That's why AT&T sold a 30% stake in DirecTV earlier this year and recently decided to spin off WarnerMedia. In other words, it burned billions of dollars by biting off more than it could chew.

Lastly, T-Mobile US (NASDAQ:TMUS) surpassed AT&T as the second-largest wireless carrier in the U.S. after it merged with Sprint last year. T-Mobile's 5G network also has a broader coverage area than AT&T and Verizon (NYSE:VZ), thanks to its use of lower-band spectrums.

AT&T was so distracted by its media strategies that its wireless business lost its competitive edge. AT&T now has to increase its marketing expenses to catch up, so it's abandoning its expensive media ambitions. Yet most of this mess could have been avoided if AT&T didn't buy DirecTV and Time Warner.

What does AT&T expect for the future?

After the spin-off, AT&T believes its revenue will grow at a low-single-digit compound annual growth rate (CAGR), and that its adjusted EBITDA and EPS will grow by a mid-single-digit CAGR.

It expects to free up more cash for "incremental investments in 5G and fiber broadband." It intends to expand its 5G network to cover 200 million people across the U.S. by the end of 2023 and reach 30 million fiber customers by the end of 2025. AT&T's 5G ambitions are uninspiring since T-Mobile's 5G network already reaches 295 million customers across the U.S.

It expects to reduce its net-debt-to-adjusted-EBITDA ratio from 2.6 after the deal closes to less than 2.5 by the end of 2023. After the ratio drops below 2.5, AT&T will consider resuming its big buybacks -- which have been suspended since the start of the pandemic last year.

As for its dividend, AT&T plans to maintain an annual payout ratio of 40%-43% based on an annual free cash flow of about $20 billion. That would be much lower than its average cash dividend payout ratio over the past decade, and the removal of WarnerMedia's business would reduce its total free cash flow.

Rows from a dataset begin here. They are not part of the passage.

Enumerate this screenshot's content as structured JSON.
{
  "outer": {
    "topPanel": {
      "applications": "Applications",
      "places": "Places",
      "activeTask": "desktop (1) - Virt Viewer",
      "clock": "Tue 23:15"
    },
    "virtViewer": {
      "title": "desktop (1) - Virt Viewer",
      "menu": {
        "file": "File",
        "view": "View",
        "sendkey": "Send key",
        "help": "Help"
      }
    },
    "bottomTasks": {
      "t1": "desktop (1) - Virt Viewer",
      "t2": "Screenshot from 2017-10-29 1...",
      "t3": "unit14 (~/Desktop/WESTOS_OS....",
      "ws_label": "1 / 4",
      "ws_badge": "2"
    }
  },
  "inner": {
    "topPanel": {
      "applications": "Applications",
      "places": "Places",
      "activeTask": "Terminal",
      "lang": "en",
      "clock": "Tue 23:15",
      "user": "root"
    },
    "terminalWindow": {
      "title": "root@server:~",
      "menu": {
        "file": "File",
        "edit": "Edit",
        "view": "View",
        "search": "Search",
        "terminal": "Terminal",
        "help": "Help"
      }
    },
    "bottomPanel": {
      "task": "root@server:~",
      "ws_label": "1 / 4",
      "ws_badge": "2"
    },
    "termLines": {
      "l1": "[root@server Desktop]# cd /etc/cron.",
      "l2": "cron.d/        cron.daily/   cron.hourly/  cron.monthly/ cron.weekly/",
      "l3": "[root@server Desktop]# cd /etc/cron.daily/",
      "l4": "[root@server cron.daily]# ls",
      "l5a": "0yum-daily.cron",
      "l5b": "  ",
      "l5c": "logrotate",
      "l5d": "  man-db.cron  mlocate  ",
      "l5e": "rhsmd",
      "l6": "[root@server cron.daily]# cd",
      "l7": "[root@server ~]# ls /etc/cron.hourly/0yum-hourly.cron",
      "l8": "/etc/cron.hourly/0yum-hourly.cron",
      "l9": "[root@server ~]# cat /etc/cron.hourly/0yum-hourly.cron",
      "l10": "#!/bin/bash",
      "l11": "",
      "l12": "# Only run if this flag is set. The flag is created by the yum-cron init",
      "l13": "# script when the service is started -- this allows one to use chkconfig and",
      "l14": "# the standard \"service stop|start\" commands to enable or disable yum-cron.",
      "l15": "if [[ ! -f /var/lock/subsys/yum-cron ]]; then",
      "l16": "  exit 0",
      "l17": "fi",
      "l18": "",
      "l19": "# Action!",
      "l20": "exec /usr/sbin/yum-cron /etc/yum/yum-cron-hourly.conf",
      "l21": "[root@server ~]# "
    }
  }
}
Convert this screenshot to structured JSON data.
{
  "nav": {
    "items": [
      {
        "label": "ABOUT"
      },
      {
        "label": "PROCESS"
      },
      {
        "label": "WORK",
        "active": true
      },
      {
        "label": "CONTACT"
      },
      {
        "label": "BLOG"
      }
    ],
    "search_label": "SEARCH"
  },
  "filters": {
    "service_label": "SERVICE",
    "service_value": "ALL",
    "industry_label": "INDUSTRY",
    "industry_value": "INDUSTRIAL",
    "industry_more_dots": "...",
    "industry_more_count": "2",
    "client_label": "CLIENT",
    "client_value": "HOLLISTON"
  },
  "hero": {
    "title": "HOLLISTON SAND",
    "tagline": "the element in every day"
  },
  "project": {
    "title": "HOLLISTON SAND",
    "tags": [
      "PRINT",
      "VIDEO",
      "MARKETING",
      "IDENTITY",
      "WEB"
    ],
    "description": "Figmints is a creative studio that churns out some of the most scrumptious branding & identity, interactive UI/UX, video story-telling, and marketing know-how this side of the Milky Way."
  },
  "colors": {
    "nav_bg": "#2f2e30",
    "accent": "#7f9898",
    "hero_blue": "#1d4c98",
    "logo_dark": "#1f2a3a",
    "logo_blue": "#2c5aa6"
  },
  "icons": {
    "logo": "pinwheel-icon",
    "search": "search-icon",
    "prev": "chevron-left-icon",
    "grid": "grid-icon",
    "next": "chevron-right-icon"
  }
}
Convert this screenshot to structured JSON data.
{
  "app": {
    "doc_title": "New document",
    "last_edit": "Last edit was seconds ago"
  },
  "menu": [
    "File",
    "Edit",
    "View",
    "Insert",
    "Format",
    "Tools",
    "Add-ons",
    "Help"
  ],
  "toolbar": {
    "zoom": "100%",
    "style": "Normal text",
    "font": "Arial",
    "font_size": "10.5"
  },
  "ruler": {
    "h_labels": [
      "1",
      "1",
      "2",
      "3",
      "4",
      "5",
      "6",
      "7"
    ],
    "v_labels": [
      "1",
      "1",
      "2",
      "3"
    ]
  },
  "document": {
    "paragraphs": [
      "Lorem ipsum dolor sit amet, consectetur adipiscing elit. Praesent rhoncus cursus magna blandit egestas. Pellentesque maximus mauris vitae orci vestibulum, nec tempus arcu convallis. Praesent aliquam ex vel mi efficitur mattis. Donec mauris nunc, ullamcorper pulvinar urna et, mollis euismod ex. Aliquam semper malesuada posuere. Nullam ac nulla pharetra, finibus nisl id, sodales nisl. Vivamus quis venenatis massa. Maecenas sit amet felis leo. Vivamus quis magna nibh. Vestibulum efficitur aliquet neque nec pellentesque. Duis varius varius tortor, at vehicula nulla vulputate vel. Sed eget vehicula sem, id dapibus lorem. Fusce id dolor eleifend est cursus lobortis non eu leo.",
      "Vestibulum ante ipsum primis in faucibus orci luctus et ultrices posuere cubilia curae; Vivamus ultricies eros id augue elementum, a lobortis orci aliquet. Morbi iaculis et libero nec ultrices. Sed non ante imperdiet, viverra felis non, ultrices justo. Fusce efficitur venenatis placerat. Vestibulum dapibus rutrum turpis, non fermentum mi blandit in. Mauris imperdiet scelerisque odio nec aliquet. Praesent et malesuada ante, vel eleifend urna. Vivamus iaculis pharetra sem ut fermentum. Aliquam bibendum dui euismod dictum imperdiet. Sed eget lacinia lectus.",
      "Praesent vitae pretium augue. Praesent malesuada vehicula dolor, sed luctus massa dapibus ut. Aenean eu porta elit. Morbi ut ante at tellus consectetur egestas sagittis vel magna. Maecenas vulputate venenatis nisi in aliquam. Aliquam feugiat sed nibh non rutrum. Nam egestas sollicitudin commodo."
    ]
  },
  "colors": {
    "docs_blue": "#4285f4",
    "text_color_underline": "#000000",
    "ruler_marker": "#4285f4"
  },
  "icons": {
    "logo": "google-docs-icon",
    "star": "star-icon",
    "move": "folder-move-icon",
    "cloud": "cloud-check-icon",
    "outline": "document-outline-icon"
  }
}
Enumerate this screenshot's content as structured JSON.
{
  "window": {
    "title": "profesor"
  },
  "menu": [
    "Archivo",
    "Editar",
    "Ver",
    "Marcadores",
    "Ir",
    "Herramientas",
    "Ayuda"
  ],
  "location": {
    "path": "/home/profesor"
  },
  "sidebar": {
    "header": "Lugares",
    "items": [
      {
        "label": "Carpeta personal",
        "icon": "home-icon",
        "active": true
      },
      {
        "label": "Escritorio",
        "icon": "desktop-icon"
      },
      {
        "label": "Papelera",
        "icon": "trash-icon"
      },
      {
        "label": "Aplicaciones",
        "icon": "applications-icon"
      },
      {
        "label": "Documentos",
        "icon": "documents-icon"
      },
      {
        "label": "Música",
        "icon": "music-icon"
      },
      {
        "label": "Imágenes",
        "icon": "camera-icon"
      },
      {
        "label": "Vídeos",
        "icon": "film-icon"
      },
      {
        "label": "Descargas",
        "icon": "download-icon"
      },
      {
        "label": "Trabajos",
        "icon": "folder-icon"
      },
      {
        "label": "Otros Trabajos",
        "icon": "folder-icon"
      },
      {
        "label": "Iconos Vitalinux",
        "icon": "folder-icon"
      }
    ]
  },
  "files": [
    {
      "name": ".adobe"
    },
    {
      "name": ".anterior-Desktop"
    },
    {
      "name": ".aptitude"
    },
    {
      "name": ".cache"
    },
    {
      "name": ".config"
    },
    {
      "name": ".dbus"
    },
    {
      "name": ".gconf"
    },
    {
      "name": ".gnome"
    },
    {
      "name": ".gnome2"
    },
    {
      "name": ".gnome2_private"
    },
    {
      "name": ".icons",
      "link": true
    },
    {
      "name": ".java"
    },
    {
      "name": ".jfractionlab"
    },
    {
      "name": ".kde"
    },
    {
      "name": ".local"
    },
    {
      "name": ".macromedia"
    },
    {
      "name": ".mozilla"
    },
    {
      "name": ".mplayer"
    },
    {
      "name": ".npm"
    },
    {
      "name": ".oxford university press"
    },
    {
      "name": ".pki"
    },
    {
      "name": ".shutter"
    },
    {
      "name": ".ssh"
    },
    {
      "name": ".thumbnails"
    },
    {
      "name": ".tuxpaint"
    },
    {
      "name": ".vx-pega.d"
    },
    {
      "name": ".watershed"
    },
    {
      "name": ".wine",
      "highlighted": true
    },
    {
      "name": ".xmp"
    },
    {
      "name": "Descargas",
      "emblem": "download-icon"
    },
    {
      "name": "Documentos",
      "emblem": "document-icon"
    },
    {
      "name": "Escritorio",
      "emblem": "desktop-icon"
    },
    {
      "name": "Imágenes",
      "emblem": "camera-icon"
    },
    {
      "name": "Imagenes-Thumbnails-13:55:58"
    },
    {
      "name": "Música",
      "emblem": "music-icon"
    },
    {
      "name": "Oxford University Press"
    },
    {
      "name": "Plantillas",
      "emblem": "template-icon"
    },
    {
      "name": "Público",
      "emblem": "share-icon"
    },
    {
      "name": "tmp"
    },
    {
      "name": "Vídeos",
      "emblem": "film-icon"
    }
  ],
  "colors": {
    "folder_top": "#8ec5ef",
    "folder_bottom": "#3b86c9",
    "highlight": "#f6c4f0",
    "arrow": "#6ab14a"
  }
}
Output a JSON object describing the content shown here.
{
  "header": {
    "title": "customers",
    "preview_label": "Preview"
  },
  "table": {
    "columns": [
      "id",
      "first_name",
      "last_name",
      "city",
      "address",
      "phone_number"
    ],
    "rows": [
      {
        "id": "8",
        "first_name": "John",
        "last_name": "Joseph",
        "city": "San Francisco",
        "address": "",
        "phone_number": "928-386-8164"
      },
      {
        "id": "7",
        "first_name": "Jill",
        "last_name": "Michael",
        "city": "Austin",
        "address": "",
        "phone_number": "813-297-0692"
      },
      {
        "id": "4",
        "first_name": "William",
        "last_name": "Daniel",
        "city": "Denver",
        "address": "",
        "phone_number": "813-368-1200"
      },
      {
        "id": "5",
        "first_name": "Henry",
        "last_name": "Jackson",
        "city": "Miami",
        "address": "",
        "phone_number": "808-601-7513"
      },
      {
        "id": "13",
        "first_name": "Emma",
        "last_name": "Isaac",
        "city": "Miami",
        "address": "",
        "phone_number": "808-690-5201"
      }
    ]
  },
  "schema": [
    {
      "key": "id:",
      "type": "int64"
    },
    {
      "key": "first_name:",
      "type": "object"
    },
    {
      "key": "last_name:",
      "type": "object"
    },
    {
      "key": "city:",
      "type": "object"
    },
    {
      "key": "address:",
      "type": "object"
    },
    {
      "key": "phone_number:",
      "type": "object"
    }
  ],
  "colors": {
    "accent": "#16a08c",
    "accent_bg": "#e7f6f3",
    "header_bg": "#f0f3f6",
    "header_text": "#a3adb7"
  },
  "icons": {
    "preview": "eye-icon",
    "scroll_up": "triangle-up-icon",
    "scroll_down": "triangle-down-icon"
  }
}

T Cash Dividend Payout Ratio Chart

Source: YCharts

It's time to sell AT&T

In short, investors should expect the "new" AT&T's growth to remain anemic, its debt levels to remain high, and its dividend payments to be lower. Moreover, there's no guarantee that WarnerMedia and Discovery will fare much better in the streaming race as a stand-alone company.

AT&T's low valuation might set a floor under the stock, but investors should sell it and consider buying better dividend stocks with comparable yields for now.

This article represents the opinion of the writer, who may disagree with the “official” recommendation position of a Motley Fool premium advisory service. We’re motley! Questioning an investing thesis -- even one of our own -- helps us all think critically about investing and make decisions that help us become smarter, happier, and richer.